Rethink your “gaming” drink.
Many gamers reach for popular energy drinks that are high in sugar and caffeine to keep them alert while playing. However, these “energy” drinks often contain legal stimulants, like guarana, taurine, and L-carnitine – in addition to high amounts of caffeine. So, these energy bombs do more than work against sleep5; they can cause you to feel anxious, jittery, wired, and tired simultaneously.
That being said, if you can stop drinking high-octane energy drinks altogether, your body will thank you. However, if you need a little “juice” for gaming, we recommend stopping the consumption of these and other caffeine-containing drinks at least 4 hours before falling asleep.
Level up your sleep hygiene.

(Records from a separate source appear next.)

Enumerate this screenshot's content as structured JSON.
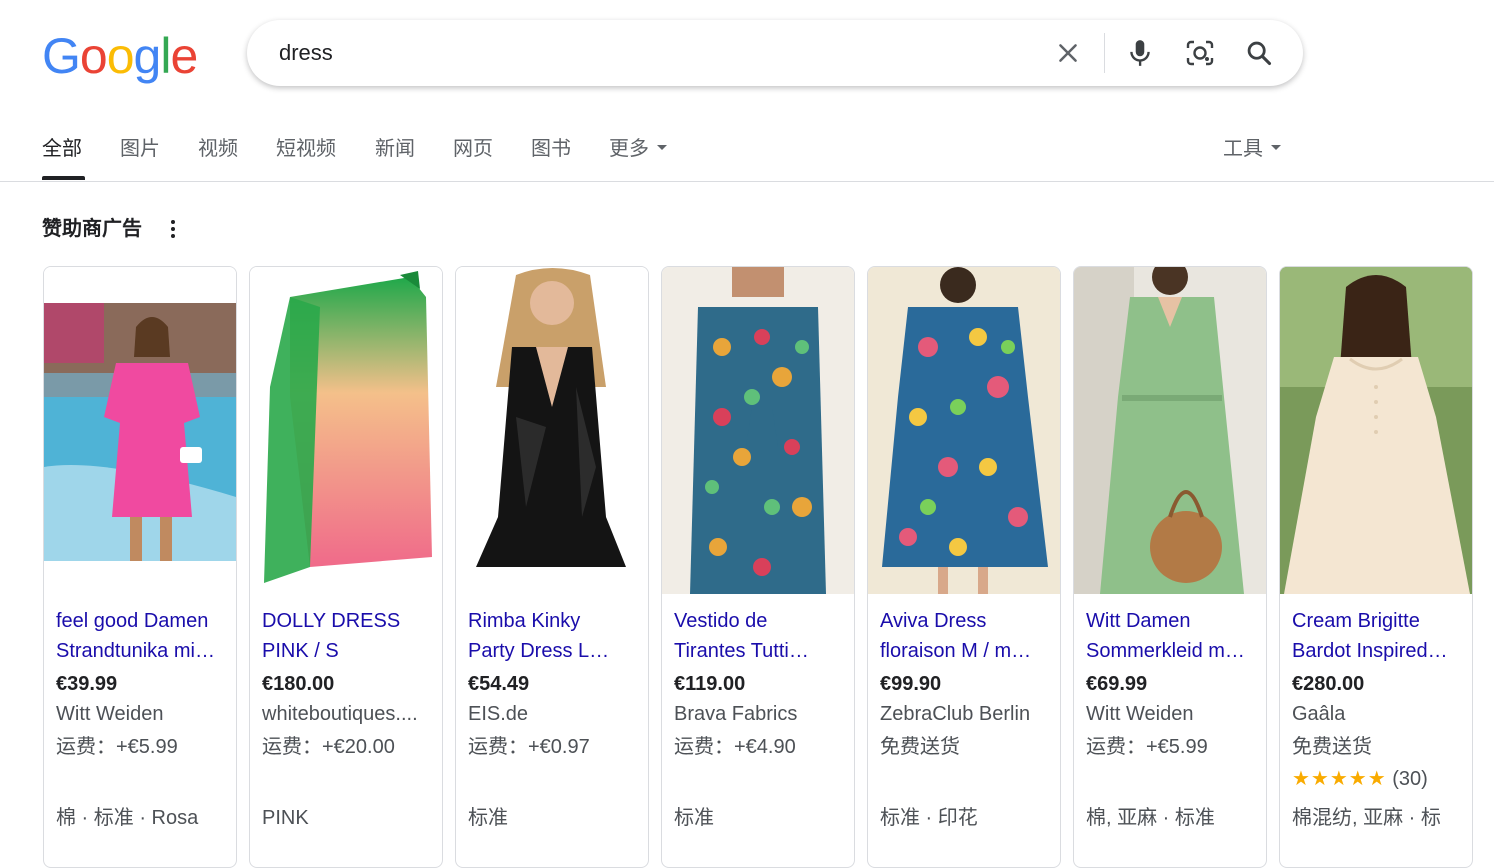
{
  "logo": {
    "letters": [
      "G",
      "o",
      "o",
      "g",
      "l",
      "e"
    ],
    "colors": [
      "#4285F4",
      "#EA4335",
      "#FBBC05",
      "#4285F4",
      "#34A853",
      "#EA4335"
    ]
  },
  "search": {
    "query": "dress",
    "clear_icon": "close-icon",
    "voice_icon": "mic-icon",
    "lens_icon": "lens-icon",
    "search_icon": "search-icon"
  },
  "tabs": [
    {
      "label": "全部",
      "active": true
    },
    {
      "label": "图片"
    },
    {
      "label": "视频"
    },
    {
      "label": "短视频"
    },
    {
      "label": "新闻"
    },
    {
      "label": "网页"
    },
    {
      "label": "图书"
    },
    {
      "label": "更多"
    }
  ],
  "tools_label": "工具",
  "sponsored_label": "赞助商广告",
  "products": [
    {
      "title1": "feel good Damen",
      "title2": "Strandtunika mi…",
      "price": "€39.99",
      "seller": "Witt Weiden",
      "shipping": "运费：+€5.99",
      "attrs": "棉 · 标准 · Rosa"
    },
    {
      "title1": "DOLLY DRESS",
      "title2": "PINK / S",
      "price": "€180.00",
      "seller": "whiteboutiques....",
      "shipping": "运费：+€20.00",
      "attrs": "PINK"
    },
    {
      "title1": "Rimba Kinky",
      "title2": "Party Dress L…",
      "price": "€54.49",
      "seller": "EIS.de",
      "shipping": "运费：+€0.97",
      "attrs": "标准"
    },
    {
      "title1": "Vestido de",
      "title2": "Tirantes Tutti…",
      "price": "€119.00",
      "seller": "Brava Fabrics",
      "shipping": "运费：+€4.90",
      "attrs": "标准"
    },
    {
      "title1": "Aviva Dress",
      "title2": "floraison M / m…",
      "price": "€99.90",
      "seller": "ZebraClub Berlin",
      "shipping": "免费送货",
      "attrs": "标准 · 印花"
    },
    {
      "title1": "Witt Damen",
      "title2": "Sommerkleid m…",
      "price": "€69.99",
      "seller": "Witt Weiden",
      "shipping": "运费：+€5.99",
      "attrs": "棉, 亚麻 · 标准"
    },
    {
      "title1": "Cream Brigitte",
      "title2": "Bardot Inspired…",
      "price": "€280.00",
      "seller": "Gaâla",
      "shipping": "免费送货",
      "stars": "★★★★★",
      "rating": 4.5,
      "rating_count": "(30)",
      "attrs": "棉混纺, 亚麻 · 标"
    }
  ],
  "colors": {
    "link": "#1a0dab",
    "text": "#202124",
    "secondary": "#4d5156",
    "star": "#f9ab00"
  }
}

Sleep hygiene focuses on the habits affecting your ability to fall and stay asleep, and gaming too much before bed definitely falls into this category. However, it’s important to note that sleep hygiene involves more than just what you do before bed – instead, it’s about everything you do throughout the day that can affect your sleep. Energy drink with dinner? Poor sleep hygiene.

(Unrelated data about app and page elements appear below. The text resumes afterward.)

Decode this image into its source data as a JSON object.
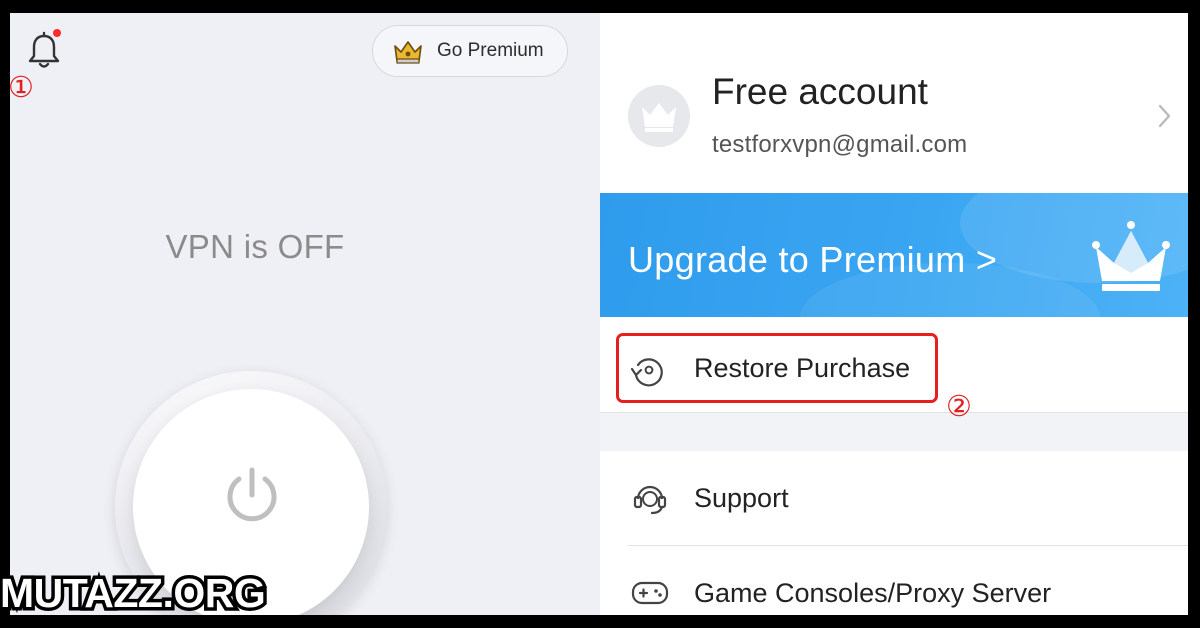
{
  "left_panel": {
    "annotation_marker": "①",
    "go_premium_label": "Go Premium",
    "vpn_status": "VPN is OFF"
  },
  "right_panel": {
    "account": {
      "title": "Free account",
      "email": "testforxvpn@gmail.com"
    },
    "upgrade_banner": "Upgrade to Premium >",
    "restore_purchase_label": "Restore Purchase",
    "annotation_marker": "②",
    "menu_items": [
      {
        "label": "Support",
        "icon": "support-headset-icon"
      },
      {
        "label": "Game Consoles/Proxy Server",
        "icon": "gamepad-icon"
      }
    ]
  },
  "watermark": "MUTAZZ.ORG",
  "colors": {
    "accent_blue": "#3aa6f2",
    "highlight_red": "#e61e1e",
    "notification_dot": "#ff2a2a",
    "premium_gold": "#e9b730"
  },
  "icons": {
    "bell": "bell-icon",
    "crown": "crown-icon",
    "power": "power-icon",
    "chevron": "chevron-right-icon",
    "restore": "restore-icon"
  }
}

What we’ve discussed already, i.e., the gaming sleep traps, falls under the umbrella of sleep hygiene – poor sleep hygiene, that is. So, what *good* sleep hygiene tips do we have for gamers? Keep reading.

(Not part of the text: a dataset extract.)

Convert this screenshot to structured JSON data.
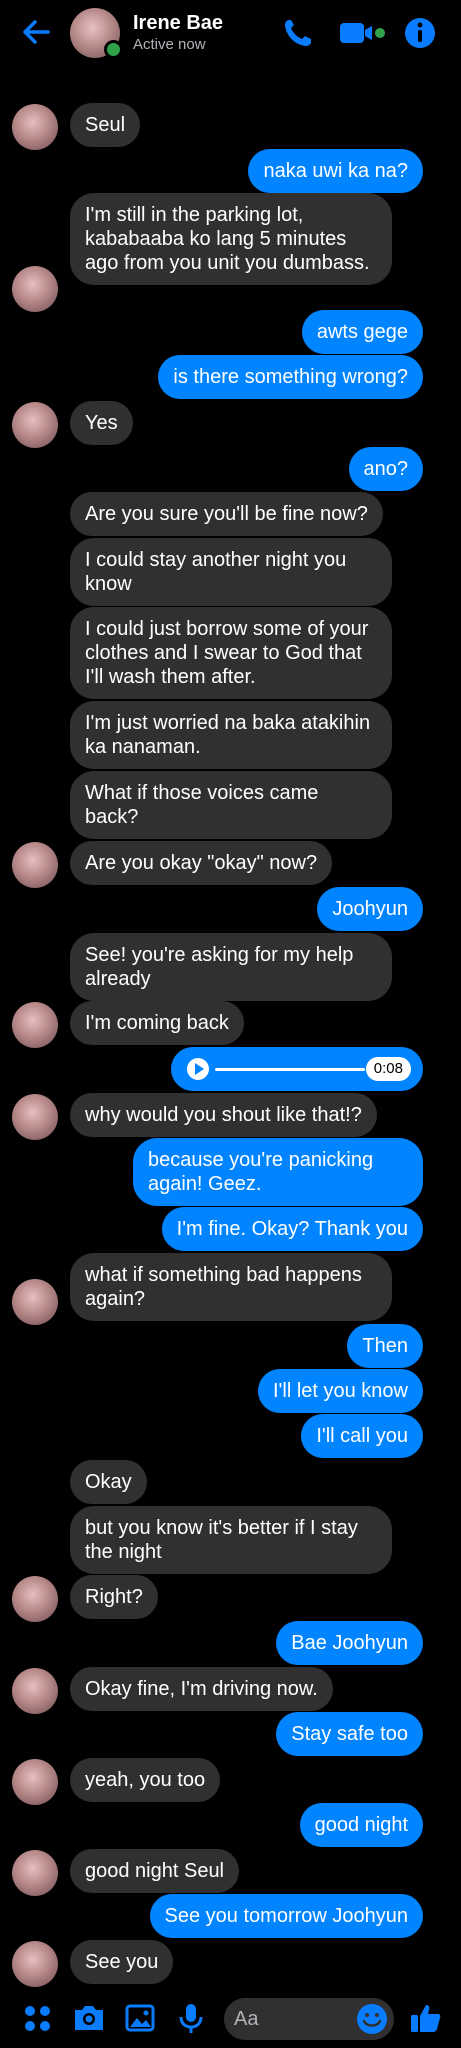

- Aim to get 7-8 hours of sleep nightly.
- Aim to go to bed and wake up at the same time every day.
- Establish a soothing pre-sleep routine (ex: reading, baths, or stretching).
- Avoid caffeine after lunch (especially energy drinks!).
- Lighten up on evening meals and avoid pre-bed snacks.
- Don’t drink too much right before bed – especially not alcohol.
- Turn off electronic devices a minimum of an hour before bed.
- Go to bed only when you are tired.
Another factor that supports good sleep hygiene is your sleep situation. Your bedroom is meant for sleep and sex only – not gaming. To create an environment conducive to sleep – ask yourself these questions:
- Is your bed big enough for comfortable sleep?
- Is your mattress comfortable and supportive?
- Is your pillow supportive?
- Is the bedroom temperature cool and comfortable at night?
- Is your room dark and free of artificial lights?
- Do you need a sound machine to drown out city noise while you sleep?
Basically, your slumber spot should be cool, dark, and relaxing – and make sure your bed is large enough to accommodate all occupants comfortably. Also, the best pillows for restful sleep align your spine by providing the appropriate support to your head and neck.
When “Eat, Sleep, Game, Repeat” is your ride or die, it’s easy to let the thrill of gaming outweigh everything else. But here’s the catch – ignoring your body’s need for quality rest can lead to irritability, reduced alertness, and slower reaction times. So, listen to your body and plan for sleep to avoid playing like an NPC.
Looking for more tips to level up your sleep game? Check us out at www.bettersleep.org for the latest research and insights into the power of sleep – game on, friends!